EXTENDED ABSTRACT: Truck weight data have been gathered in several countries during the last two decades by using medium span bridges as weighing-in-motion (WIM) devices. Several methods are used to obtain the axle weight and gross vehicle weight (GVW) data from observed bridge responses; all these methods lead to unavoidable errors. While errors in the estimation of GVW, being as large as 10%, might be considered acceptable, errors in estimating axle weights by most methods are unacceptably large. Recently, Japanese researchers have tested a WIM method, called the reaction force method, in which vertical stiffeners on support diaphragms of steel girder bridges are used to measure axle weights. This method, which also requires knowledge of vehicle speed, is yet to be improved to give axle weight data of acceptable accuracy. A test on a Canadian steel girder bridge provided an opportunity to verify the Japanese reaction force method as well as to develop another method to measure truck axle weights. The Shell River Bridge in Manitoba has four steel girders, with T-section stiffeners on both sides of each girder above its bearings. All these stiffeners were installed with sensors to measure vertical strains. In addition, all four girders had strain gauges at the mid-span and at sections near the simple supports to measure longitudinal strains.

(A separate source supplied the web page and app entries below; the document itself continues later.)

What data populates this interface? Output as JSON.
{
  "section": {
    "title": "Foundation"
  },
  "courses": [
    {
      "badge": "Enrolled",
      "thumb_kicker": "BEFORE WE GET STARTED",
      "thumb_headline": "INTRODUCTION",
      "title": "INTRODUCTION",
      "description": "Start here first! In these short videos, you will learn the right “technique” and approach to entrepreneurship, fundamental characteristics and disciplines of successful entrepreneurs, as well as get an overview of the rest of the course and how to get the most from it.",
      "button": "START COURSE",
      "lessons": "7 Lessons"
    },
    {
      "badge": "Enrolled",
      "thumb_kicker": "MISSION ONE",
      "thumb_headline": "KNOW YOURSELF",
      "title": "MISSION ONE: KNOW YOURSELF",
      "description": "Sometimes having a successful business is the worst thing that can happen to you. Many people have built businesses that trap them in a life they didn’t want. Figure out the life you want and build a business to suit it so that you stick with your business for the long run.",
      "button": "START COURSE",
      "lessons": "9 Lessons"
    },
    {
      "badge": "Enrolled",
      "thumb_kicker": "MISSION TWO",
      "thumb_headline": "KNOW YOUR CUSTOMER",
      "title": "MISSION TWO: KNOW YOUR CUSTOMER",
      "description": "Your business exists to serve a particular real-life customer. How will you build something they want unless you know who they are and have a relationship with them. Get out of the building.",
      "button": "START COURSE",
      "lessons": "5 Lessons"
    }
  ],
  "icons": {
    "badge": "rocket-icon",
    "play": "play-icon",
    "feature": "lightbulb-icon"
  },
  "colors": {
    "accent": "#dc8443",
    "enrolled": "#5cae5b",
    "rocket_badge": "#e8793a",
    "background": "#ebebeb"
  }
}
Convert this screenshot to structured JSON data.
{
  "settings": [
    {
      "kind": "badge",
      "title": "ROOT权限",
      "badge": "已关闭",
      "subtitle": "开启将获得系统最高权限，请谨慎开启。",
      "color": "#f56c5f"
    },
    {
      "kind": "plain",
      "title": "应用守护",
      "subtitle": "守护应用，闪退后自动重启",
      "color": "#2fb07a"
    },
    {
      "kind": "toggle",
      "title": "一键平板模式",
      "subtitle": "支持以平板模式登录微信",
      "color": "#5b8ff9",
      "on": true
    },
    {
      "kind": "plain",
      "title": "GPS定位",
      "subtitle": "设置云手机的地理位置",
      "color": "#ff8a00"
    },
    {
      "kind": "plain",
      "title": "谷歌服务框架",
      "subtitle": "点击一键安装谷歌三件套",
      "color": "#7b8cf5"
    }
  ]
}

An attempt has been made in the paper to examine the Japanese reaction force method and the other proposed method so as to suggest possible improvements in the methods, which will lead to economy in the amount of collected data and improvement in the accuracy of predictions.